Good and healthy eyesight is one of the imperatives of high quality of life, but most people have a tendency to take their vision for granted until there are first signs of trouble.
It essential you don’t wait long before you take action, but rather have your eye health at the top of your priorities. As we grow older, most of us will experience some sort of eyesight deterioration, but this doesn’t mean you can’t do anything to keep that at a minimum and protect your eyes to the best of your abilities.
Here are the top six methods you can take care of and how to protect your eyesight.
Check your family history
Your medical family history can have a great influence on your own health, so do your research and learn if there any family members suffering from diabetes or high blood pressure. Knowing this can help you prevent a potential disease from developing rapidly or recognise and treat the symptoms if they’ve already appeared. However, if neglected, these health issues can lead to serious eyesight problems, such as blindness due to diabetic retinopathy, macular degeneration and eye strokes.
Protect your eyes
Knowing that Australia has more than 200 days of sunshine per year, it’s surprising that a staggering 52% of Aussies don’t protect their eyes in the sun with sunglasses or hats.
If you’re an outdoor type, make sure you always have a good pair of sunglasses. Don’t only focus on the shape and colour of the frame, but pay more attention they have proper UV protection that blocks harmful UV sunbeams. It’s a double benefit: your stay outdoors will be more pleasant and any risks of eye problems such as cataracts and pinguecula will be minimized.
Furthermore, if you handle heavy machinery at work or you enjoy DIY projects, do not even start without protective eye gear. Any debris that gets into your eyes can cause great pain, potentially permanent damage to eyesight and even blindness.
Have regular eye check-ups
Even if your eyesight is perfect for the time being, it’s a smart decision to go for regular eye examinations once a year just to stay on top of things and possibly catch an illness in its early stages.

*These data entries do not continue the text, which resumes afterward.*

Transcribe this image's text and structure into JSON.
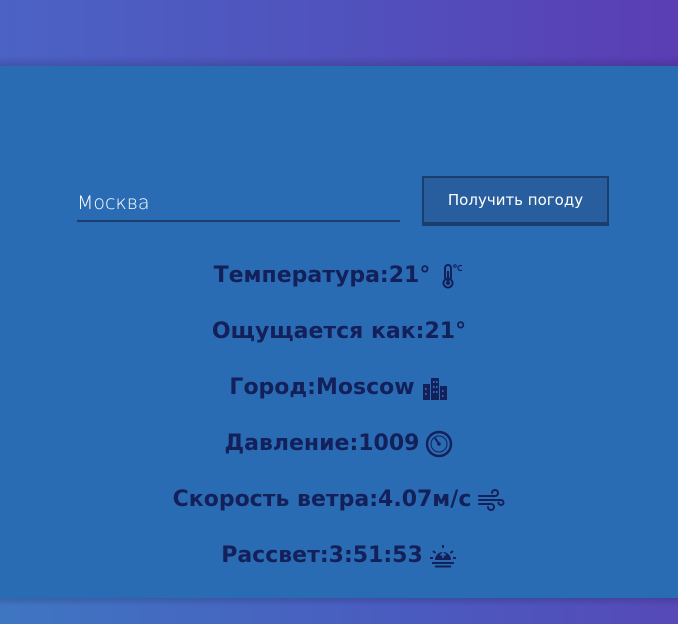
{
  "search": {
    "city_value": "Москва",
    "button_label": "Получить погоду"
  },
  "weather": {
    "temperature": "Температура:21°",
    "feels_like": "Ощущается как:21°",
    "city": "Город:Moscow",
    "pressure": "Давление:1009",
    "wind_speed": "Скорость ветра:4.07м/с",
    "sunrise": "Рассвет:3:51:53",
    "icons": {
      "temperature": "thermometer-celsius-icon",
      "city": "city-buildings-icon",
      "pressure": "barometer-icon",
      "wind_speed": "wind-icon",
      "sunrise": "sunrise-icon"
    }
  },
  "colors": {
    "main_background": "#2a6cb4",
    "text": "#13205a",
    "button_background": "#285e9e"
  }
}
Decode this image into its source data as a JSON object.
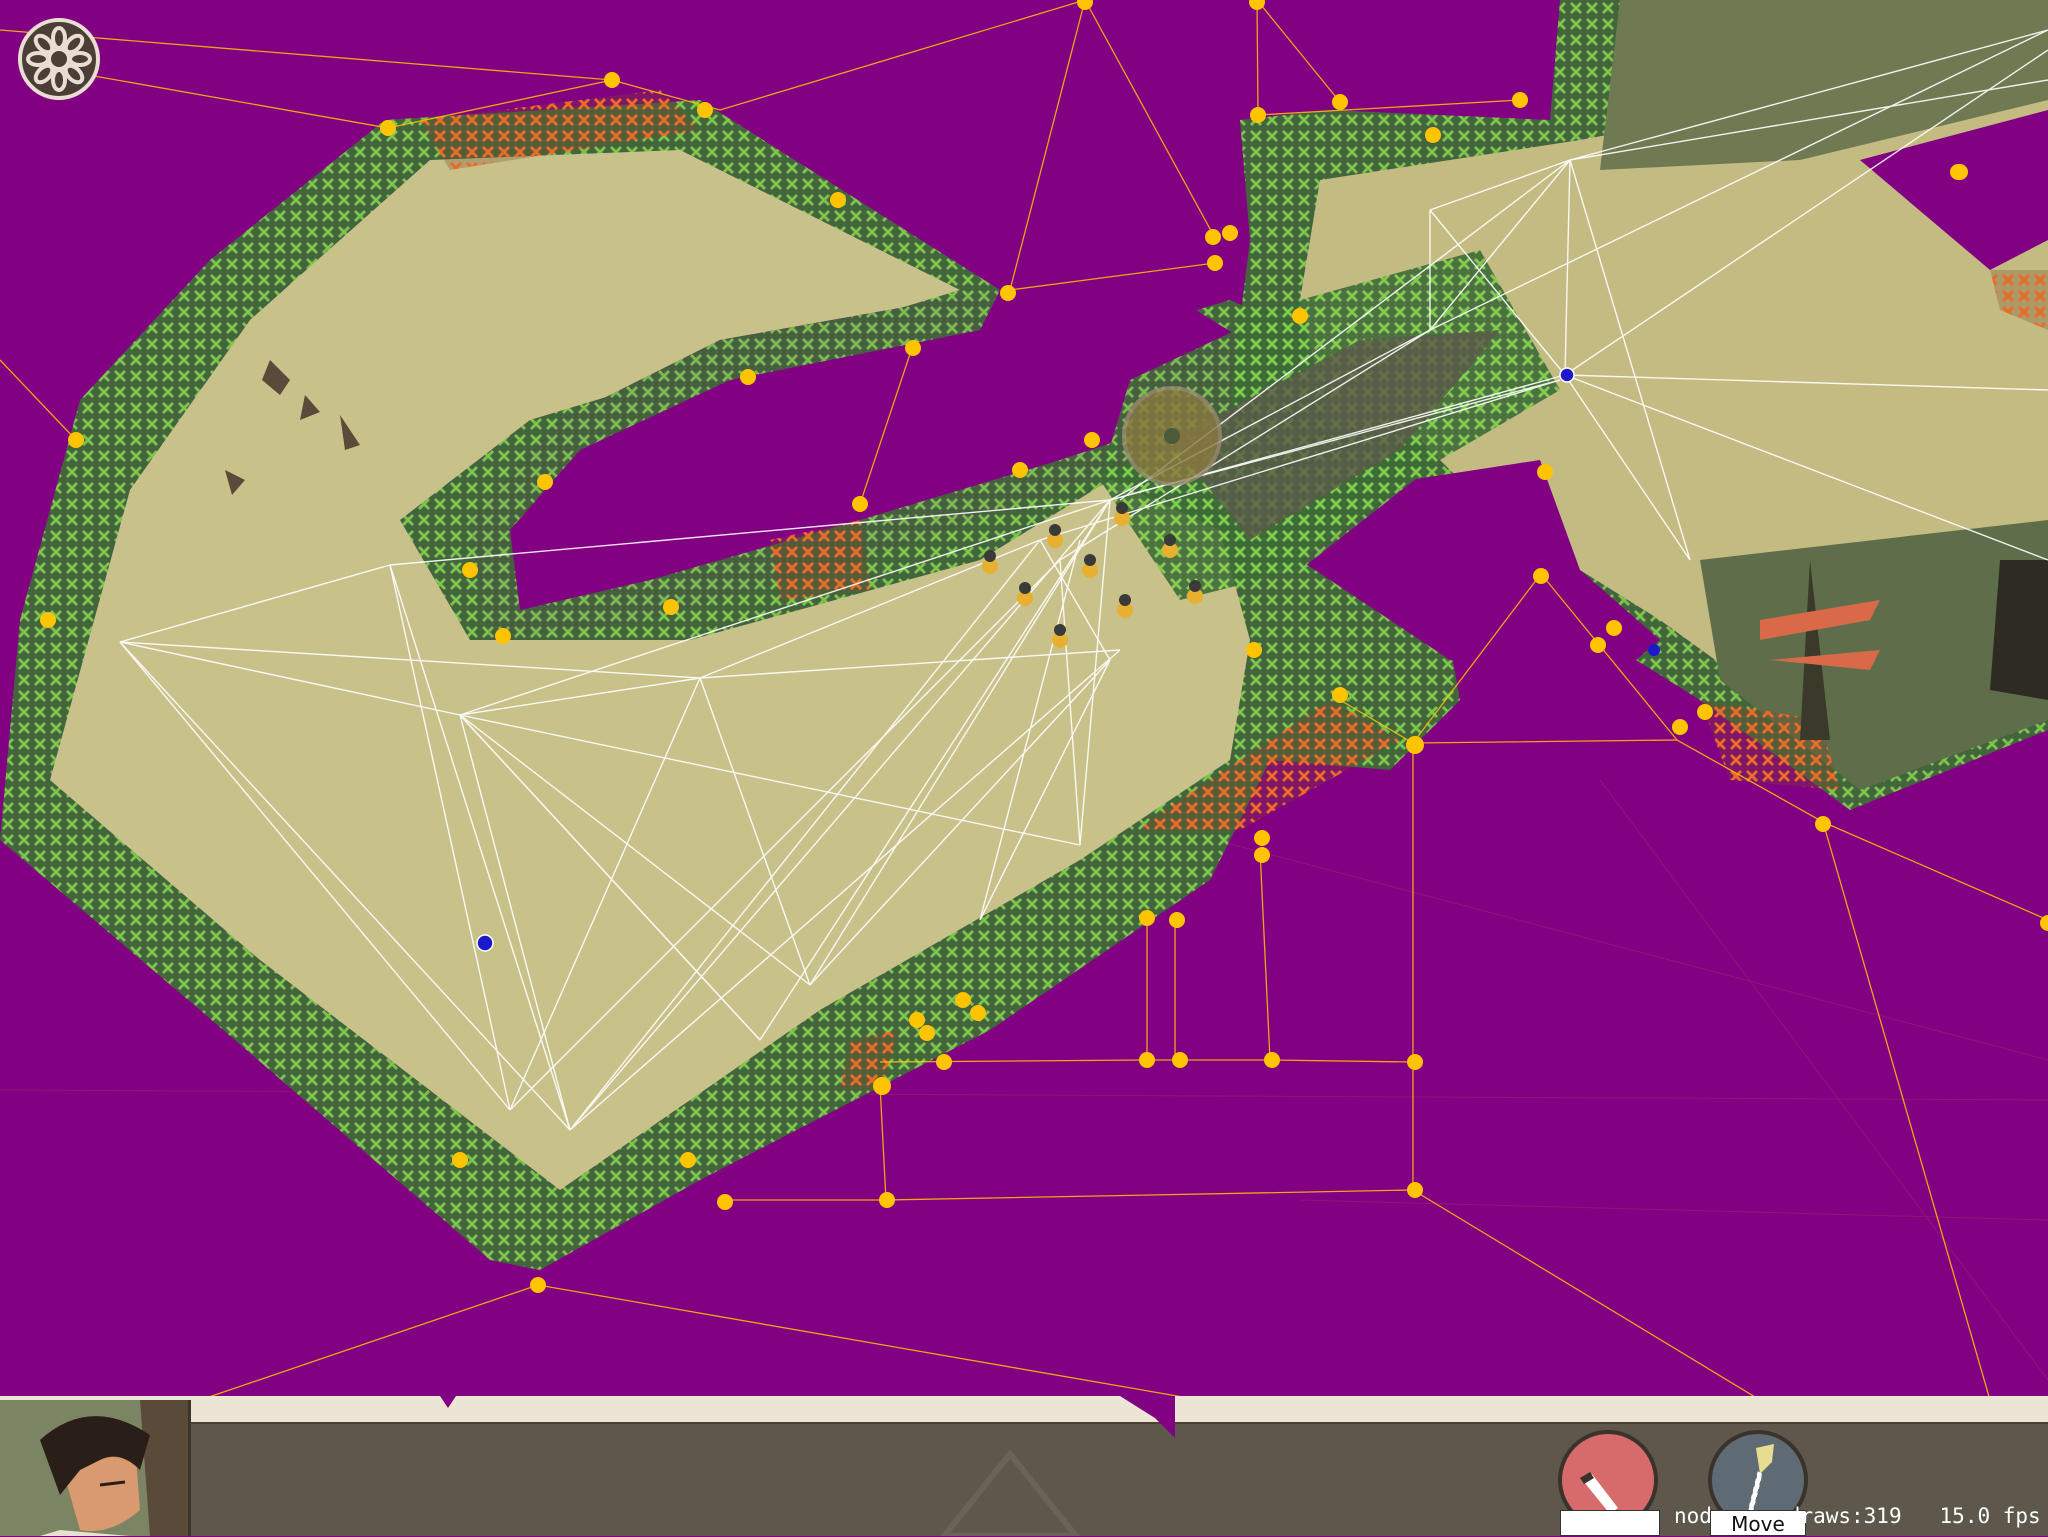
{
  "hud": {
    "move_label": "Move",
    "attack_label": "",
    "debug_prefix": "nod",
    "debug_draws": "draws:319",
    "debug_fps": "15.0 fps"
  },
  "icons": {
    "settings": "gear-icon",
    "attack": "sword-icon",
    "move": "dagger-icon"
  },
  "colors": {
    "background": "#820082",
    "navmesh_node": "#ffc400",
    "walkable_marker": "#7ccc4a",
    "blocked_marker": "#ec6a28",
    "ground": "#c9c18a",
    "hud_bar": "#5e574b",
    "hud_trim": "#ece4d5",
    "attack_button": "#d76a6a",
    "move_button": "#5f6b74"
  }
}
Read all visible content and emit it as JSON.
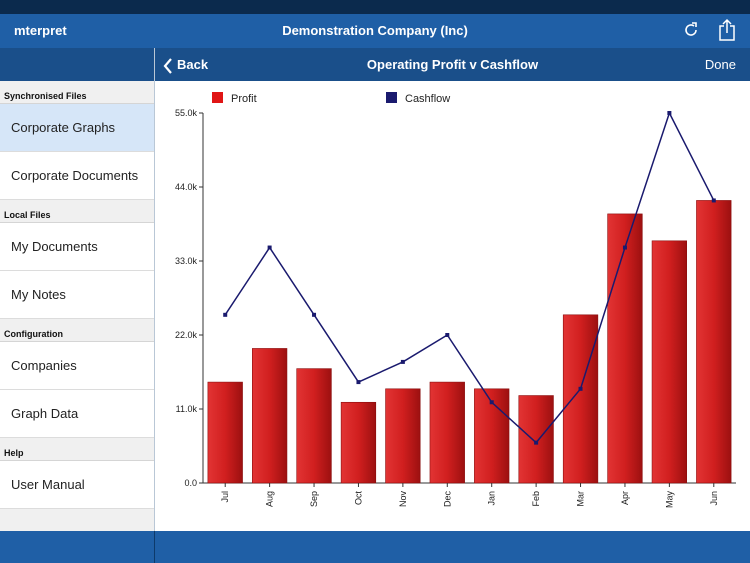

In case you already wear contact lenses or glasses, regular check-ups will make sure your prescription is correct. With the help of an expert, such as Macquarie Centre Optometrist, you get the best quality eye care and eyewear to suit your needs even in the case of an emergency or at late night hours, all within one hour.
Eat the right food for your eyes
High-quality food and a balanced diet have a beneficial effect for your entire body, your eyesight included. Food abundant in antioxidants can help reduce the risks of cataracts and omega-3 fatty acids in fish can help minimize the risks of developing macular degeneration. Your diet can also be complemented by supplements that contain omega-3 fatty acids and vitamins A, C and E.
Watch your hygiene
Cleanliness is a big part of your eye health so it’s crucial you keep your hands clean especially if you wear contact lenses. Before you touch your eyes and lenses, make sure you wash your hands and dry them off with a lint-free towel. Bacteria and germs that come from your hands into your eyes can potentially cause eye infections such as the pink eye.
In addition, your liquid make-up and cosmetics you use for your face can also lead to various eye infections if you continue using them after the expiration date. It’s also not recommendable you share your products with others and avoid applying store samples. Make sure you replace your make-up every 3 months and always clean your face before you apply the products.
Risks that accompany smoking are widely known by everyone, but not many people are aware of the fact that smoking can also have a detrimental impact on eye health. Smokers are much more likely to develop macular degeneration, diabetic retinopathy, uveitis and cataracts than non-smokers, and they also risk developing Dry Eyes syndrome.
By making these simple tweaks to your lifestyle will not guarantee perfectly healthy eyes throughout your life, but it can lower the risks of developing eye threatening diseases that might have been prevented.